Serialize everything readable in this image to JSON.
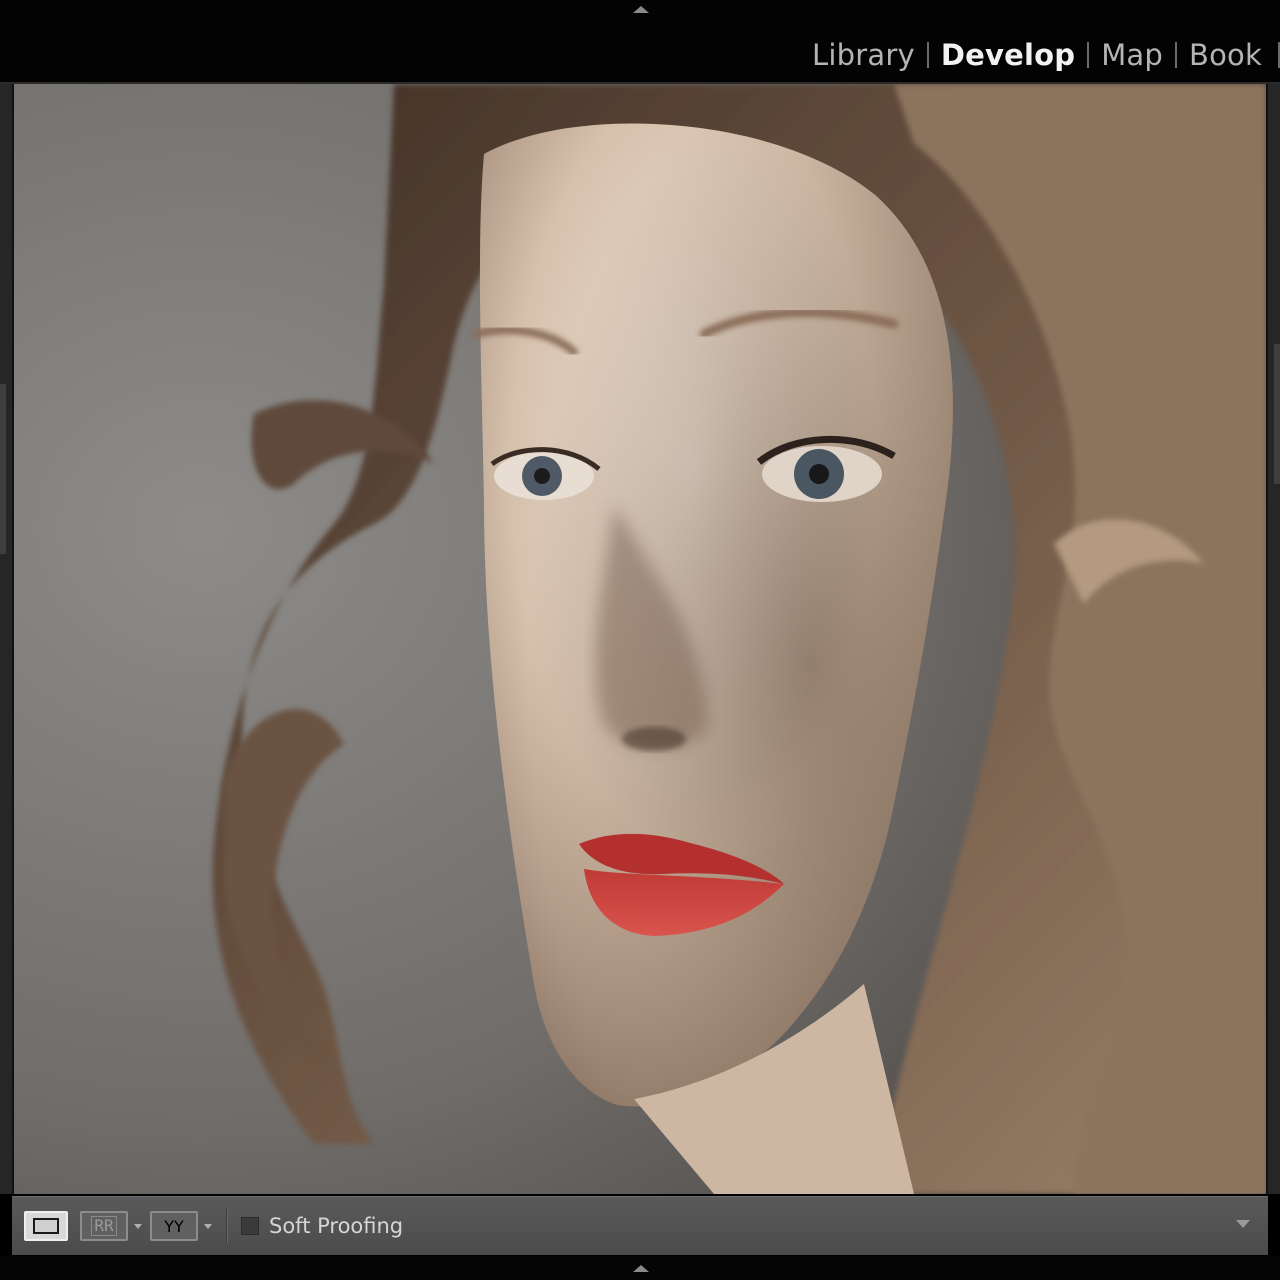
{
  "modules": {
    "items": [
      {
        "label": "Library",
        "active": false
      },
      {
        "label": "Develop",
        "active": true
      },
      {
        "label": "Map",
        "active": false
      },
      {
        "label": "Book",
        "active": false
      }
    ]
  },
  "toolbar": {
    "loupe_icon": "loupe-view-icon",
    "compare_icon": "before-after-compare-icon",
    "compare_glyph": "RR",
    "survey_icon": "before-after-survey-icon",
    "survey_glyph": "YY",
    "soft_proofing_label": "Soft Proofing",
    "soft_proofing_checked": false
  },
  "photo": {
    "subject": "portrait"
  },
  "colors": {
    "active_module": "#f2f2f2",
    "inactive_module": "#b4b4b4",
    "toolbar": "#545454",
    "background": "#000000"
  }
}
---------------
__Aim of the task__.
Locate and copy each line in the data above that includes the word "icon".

__Response box__.
    "loupe_icon": "loupe-view-icon",
    "compare_icon": "before-after-compare-icon",
    "survey_icon": "before-after-survey-icon",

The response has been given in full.